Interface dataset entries
——————————
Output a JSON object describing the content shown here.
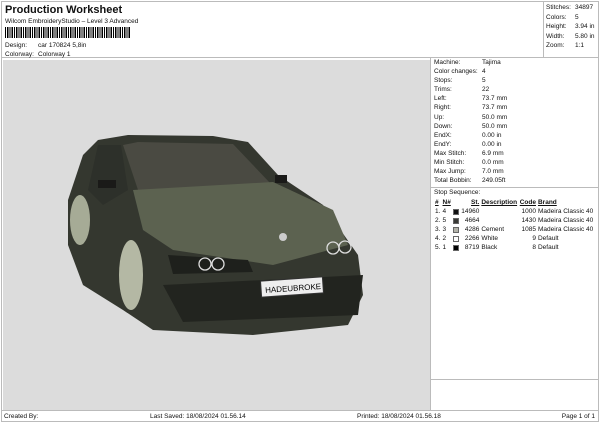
{
  "header": {
    "title": "Production Worksheet",
    "subtitle": "Wilcom EmbroideryStudio – Level 3 Advanced",
    "design_label": "Design:",
    "design": "car 170824 5,8in",
    "colorway_label": "Colorway:",
    "colorway": "Colorway 1"
  },
  "stats": [
    {
      "k": "Stitches:",
      "v": "34897"
    },
    {
      "k": "Colors:",
      "v": "5"
    },
    {
      "k": "Height:",
      "v": "3.94 in"
    },
    {
      "k": "Width:",
      "v": "5.80 in"
    },
    {
      "k": "Zoom:",
      "v": "1:1"
    }
  ],
  "info": [
    {
      "k": "Machine:",
      "v": "Tajima"
    },
    {
      "k": "Color changes:",
      "v": "4"
    },
    {
      "k": "Stops:",
      "v": "5"
    },
    {
      "k": "Trims:",
      "v": "22"
    },
    {
      "k": "Left:",
      "v": "73.7 mm"
    },
    {
      "k": "Right:",
      "v": "73.7 mm"
    },
    {
      "k": "Up:",
      "v": "50.0 mm"
    },
    {
      "k": "Down:",
      "v": "50.0 mm"
    },
    {
      "k": "EndX:",
      "v": "0.00 in"
    },
    {
      "k": "EndY:",
      "v": "0.00 in"
    },
    {
      "k": "Max Stitch:",
      "v": "6.9 mm"
    },
    {
      "k": "Min Stitch:",
      "v": "0.0 mm"
    },
    {
      "k": "Max Jump:",
      "v": "7.0 mm"
    },
    {
      "k": "Total Bobbin:",
      "v": "249.05ft"
    }
  ],
  "sequence": {
    "title": "Stop Sequence:",
    "headers": [
      "#",
      "N#",
      "St.",
      "Description",
      "Code",
      "Brand"
    ],
    "rows": [
      {
        "n": "1.",
        "nn": "4",
        "color": "#111111",
        "st": "14960",
        "desc": "",
        "code": "1000",
        "brand": "Madeira Classic 40"
      },
      {
        "n": "2.",
        "nn": "5",
        "color": "#3a3a36",
        "st": "4664",
        "desc": "",
        "code": "1430",
        "brand": "Madeira Classic 40"
      },
      {
        "n": "3.",
        "nn": "3",
        "color": "#b4b4aa",
        "st": "4286",
        "desc": "Cement",
        "code": "1085",
        "brand": "Madeira Classic 40"
      },
      {
        "n": "4.",
        "nn": "2",
        "color": "#ffffff",
        "st": "2266",
        "desc": "White",
        "code": "9",
        "brand": "Default"
      },
      {
        "n": "5.",
        "nn": "1",
        "color": "#000000",
        "st": "8719",
        "desc": "Black",
        "code": "8",
        "brand": "Default"
      }
    ]
  },
  "design_preview": {
    "plate": "HADEUBROKE"
  },
  "footer": {
    "created": "Created By:",
    "saved": "Last Saved: 18/08/2024 01.56.14",
    "printed": "Printed: 18/08/2024 01.56.18",
    "page": "Page 1 of 1"
  }
}
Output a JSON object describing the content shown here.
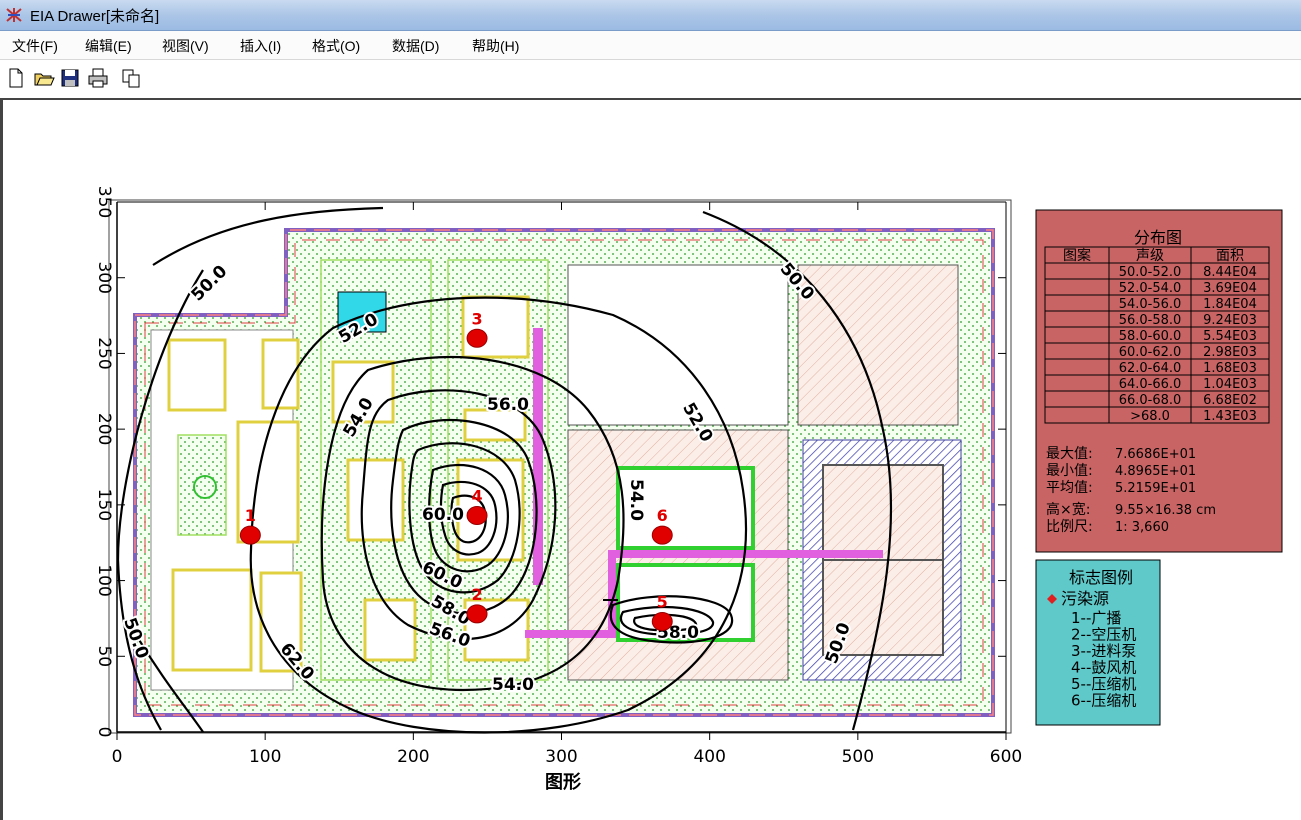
{
  "window": {
    "title": "EIA Drawer[未命名]"
  },
  "menu": [
    {
      "label": "文件(F)"
    },
    {
      "label": "编辑(E)"
    },
    {
      "label": "视图(V)"
    },
    {
      "label": "插入(I)"
    },
    {
      "label": "格式(O)"
    },
    {
      "label": "数据(D)"
    },
    {
      "label": "帮助(H)"
    }
  ],
  "toolbar": {
    "buttons": [
      "new-icon",
      "open-icon",
      "save-icon",
      "print-icon",
      "copy-icon"
    ]
  },
  "chart_data": {
    "type": "contour",
    "xlabel": "图形",
    "xticks": [
      0,
      100,
      200,
      300,
      400,
      500,
      600
    ],
    "yticks": [
      0,
      50,
      100,
      150,
      200,
      250,
      300,
      350
    ],
    "xlim": [
      0,
      600
    ],
    "ylim": [
      0,
      350
    ],
    "contour_labels": [
      "50.0",
      "52.0",
      "54.0",
      "56.0",
      "58.0",
      "60.0",
      "62.0"
    ],
    "sources": [
      {
        "id": "1",
        "x": 90,
        "y": 130
      },
      {
        "id": "2",
        "x": 243,
        "y": 78
      },
      {
        "id": "3",
        "x": 243,
        "y": 260
      },
      {
        "id": "4",
        "x": 243,
        "y": 143
      },
      {
        "id": "5",
        "x": 368,
        "y": 73
      },
      {
        "id": "6",
        "x": 368,
        "y": 130
      }
    ]
  },
  "legend_table": {
    "title": "分布图",
    "headers": [
      "图案",
      "声级",
      "面积"
    ],
    "rows": [
      {
        "range": "50.0-52.0",
        "area": "8.44E04"
      },
      {
        "range": "52.0-54.0",
        "area": "3.69E04"
      },
      {
        "range": "54.0-56.0",
        "area": "1.84E04"
      },
      {
        "range": "56.0-58.0",
        "area": "9.24E03"
      },
      {
        "range": "58.0-60.0",
        "area": "5.54E03"
      },
      {
        "range": "60.0-62.0",
        "area": "2.98E03"
      },
      {
        "range": "62.0-64.0",
        "area": "1.68E03"
      },
      {
        "range": "64.0-66.0",
        "area": "1.04E03"
      },
      {
        "range": "66.0-68.0",
        "area": "6.68E02"
      },
      {
        "range": ">68.0",
        "area": "1.43E03"
      }
    ],
    "stats": [
      {
        "label": "最大值:",
        "value": "7.6686E+01"
      },
      {
        "label": "最小值:",
        "value": "4.8965E+01"
      },
      {
        "label": "平均值:",
        "value": "5.2159E+01"
      },
      {
        "label": "高×宽:",
        "value": "9.55×16.38 cm"
      },
      {
        "label": "比例尺:",
        "value": "1: 3,660"
      }
    ],
    "bg_color": "#c86464"
  },
  "marker_legend": {
    "title": "标志图例",
    "category": "污染源",
    "items": [
      "1--广播",
      "2--空压机",
      "3--进料泵",
      "4--鼓风机",
      "5--压缩机",
      "6--压缩机"
    ],
    "bg_color": "#5fc8c8"
  }
}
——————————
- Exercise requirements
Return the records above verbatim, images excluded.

- Response area
Output a JSON object describing the content shown here.
{
  "header": {
    "title": "Production Worksheet",
    "subtitle": "Wilcom EmbroideryStudio – Level 3 Advanced",
    "design_label": "Design:",
    "design": "car 170824 5,8in",
    "colorway_label": "Colorway:",
    "colorway": "Colorway 1"
  },
  "stats": [
    {
      "k": "Stitches:",
      "v": "34897"
    },
    {
      "k": "Colors:",
      "v": "5"
    },
    {
      "k": "Height:",
      "v": "3.94 in"
    },
    {
      "k": "Width:",
      "v": "5.80 in"
    },
    {
      "k": "Zoom:",
      "v": "1:1"
    }
  ],
  "info": [
    {
      "k": "Machine:",
      "v": "Tajima"
    },
    {
      "k": "Color changes:",
      "v": "4"
    },
    {
      "k": "Stops:",
      "v": "5"
    },
    {
      "k": "Trims:",
      "v": "22"
    },
    {
      "k": "Left:",
      "v": "73.7 mm"
    },
    {
      "k": "Right:",
      "v": "73.7 mm"
    },
    {
      "k": "Up:",
      "v": "50.0 mm"
    },
    {
      "k": "Down:",
      "v": "50.0 mm"
    },
    {
      "k": "EndX:",
      "v": "0.00 in"
    },
    {
      "k": "EndY:",
      "v": "0.00 in"
    },
    {
      "k": "Max Stitch:",
      "v": "6.9 mm"
    },
    {
      "k": "Min Stitch:",
      "v": "0.0 mm"
    },
    {
      "k": "Max Jump:",
      "v": "7.0 mm"
    },
    {
      "k": "Total Bobbin:",
      "v": "249.05ft"
    }
  ],
  "sequence": {
    "title": "Stop Sequence:",
    "headers": [
      "#",
      "N#",
      "St.",
      "Description",
      "Code",
      "Brand"
    ],
    "rows": [
      {
        "n": "1.",
        "nn": "4",
        "color": "#111111",
        "st": "14960",
        "desc": "",
        "code": "1000",
        "brand": "Madeira Classic 40"
      },
      {
        "n": "2.",
        "nn": "5",
        "color": "#3a3a36",
        "st": "4664",
        "desc": "",
        "code": "1430",
        "brand": "Madeira Classic 40"
      },
      {
        "n": "3.",
        "nn": "3",
        "color": "#b4b4aa",
        "st": "4286",
        "desc": "Cement",
        "code": "1085",
        "brand": "Madeira Classic 40"
      },
      {
        "n": "4.",
        "nn": "2",
        "color": "#ffffff",
        "st": "2266",
        "desc": "White",
        "code": "9",
        "brand": "Default"
      },
      {
        "n": "5.",
        "nn": "1",
        "color": "#000000",
        "st": "8719",
        "desc": "Black",
        "code": "8",
        "brand": "Default"
      }
    ]
  },
  "design_preview": {
    "plate": "HADEUBROKE"
  },
  "footer": {
    "created": "Created By:",
    "saved": "Last Saved: 18/08/2024 01.56.14",
    "printed": "Printed: 18/08/2024 01.56.18",
    "page": "Page 1 of 1"
  }
}
Output a JSON object describing the content shown here.
{
  "window": {
    "title": "EIA Drawer[未命名]"
  },
  "menu": [
    {
      "label": "文件(F)"
    },
    {
      "label": "编辑(E)"
    },
    {
      "label": "视图(V)"
    },
    {
      "label": "插入(I)"
    },
    {
      "label": "格式(O)"
    },
    {
      "label": "数据(D)"
    },
    {
      "label": "帮助(H)"
    }
  ],
  "toolbar": {
    "buttons": [
      "new-icon",
      "open-icon",
      "save-icon",
      "print-icon",
      "copy-icon"
    ]
  },
  "chart_data": {
    "type": "contour",
    "xlabel": "图形",
    "xticks": [
      0,
      100,
      200,
      300,
      400,
      500,
      600
    ],
    "yticks": [
      0,
      50,
      100,
      150,
      200,
      250,
      300,
      350
    ],
    "xlim": [
      0,
      600
    ],
    "ylim": [
      0,
      350
    ],
    "contour_labels": [
      "50.0",
      "52.0",
      "54.0",
      "56.0",
      "58.0",
      "60.0",
      "62.0"
    ],
    "sources": [
      {
        "id": "1",
        "x": 90,
        "y": 130
      },
      {
        "id": "2",
        "x": 243,
        "y": 78
      },
      {
        "id": "3",
        "x": 243,
        "y": 260
      },
      {
        "id": "4",
        "x": 243,
        "y": 143
      },
      {
        "id": "5",
        "x": 368,
        "y": 73
      },
      {
        "id": "6",
        "x": 368,
        "y": 130
      }
    ]
  },
  "legend_table": {
    "title": "分布图",
    "headers": [
      "图案",
      "声级",
      "面积"
    ],
    "rows": [
      {
        "range": "50.0-52.0",
        "area": "8.44E04"
      },
      {
        "range": "52.0-54.0",
        "area": "3.69E04"
      },
      {
        "range": "54.0-56.0",
        "area": "1.84E04"
      },
      {
        "range": "56.0-58.0",
        "area": "9.24E03"
      },
      {
        "range": "58.0-60.0",
        "area": "5.54E03"
      },
      {
        "range": "60.0-62.0",
        "area": "2.98E03"
      },
      {
        "range": "62.0-64.0",
        "area": "1.68E03"
      },
      {
        "range": "64.0-66.0",
        "area": "1.04E03"
      },
      {
        "range": "66.0-68.0",
        "area": "6.68E02"
      },
      {
        "range": ">68.0",
        "area": "1.43E03"
      }
    ],
    "stats": [
      {
        "label": "最大值:",
        "value": "7.6686E+01"
      },
      {
        "label": "最小值:",
        "value": "4.8965E+01"
      },
      {
        "label": "平均值:",
        "value": "5.2159E+01"
      },
      {
        "label": "高×宽:",
        "value": "9.55×16.38 cm"
      },
      {
        "label": "比例尺:",
        "value": "1: 3,660"
      }
    ],
    "bg_color": "#c86464"
  },
  "marker_legend": {
    "title": "标志图例",
    "category": "污染源",
    "items": [
      "1--广播",
      "2--空压机",
      "3--进料泵",
      "4--鼓风机",
      "5--压缩机",
      "6--压缩机"
    ],
    "bg_color": "#5fc8c8"
  }
}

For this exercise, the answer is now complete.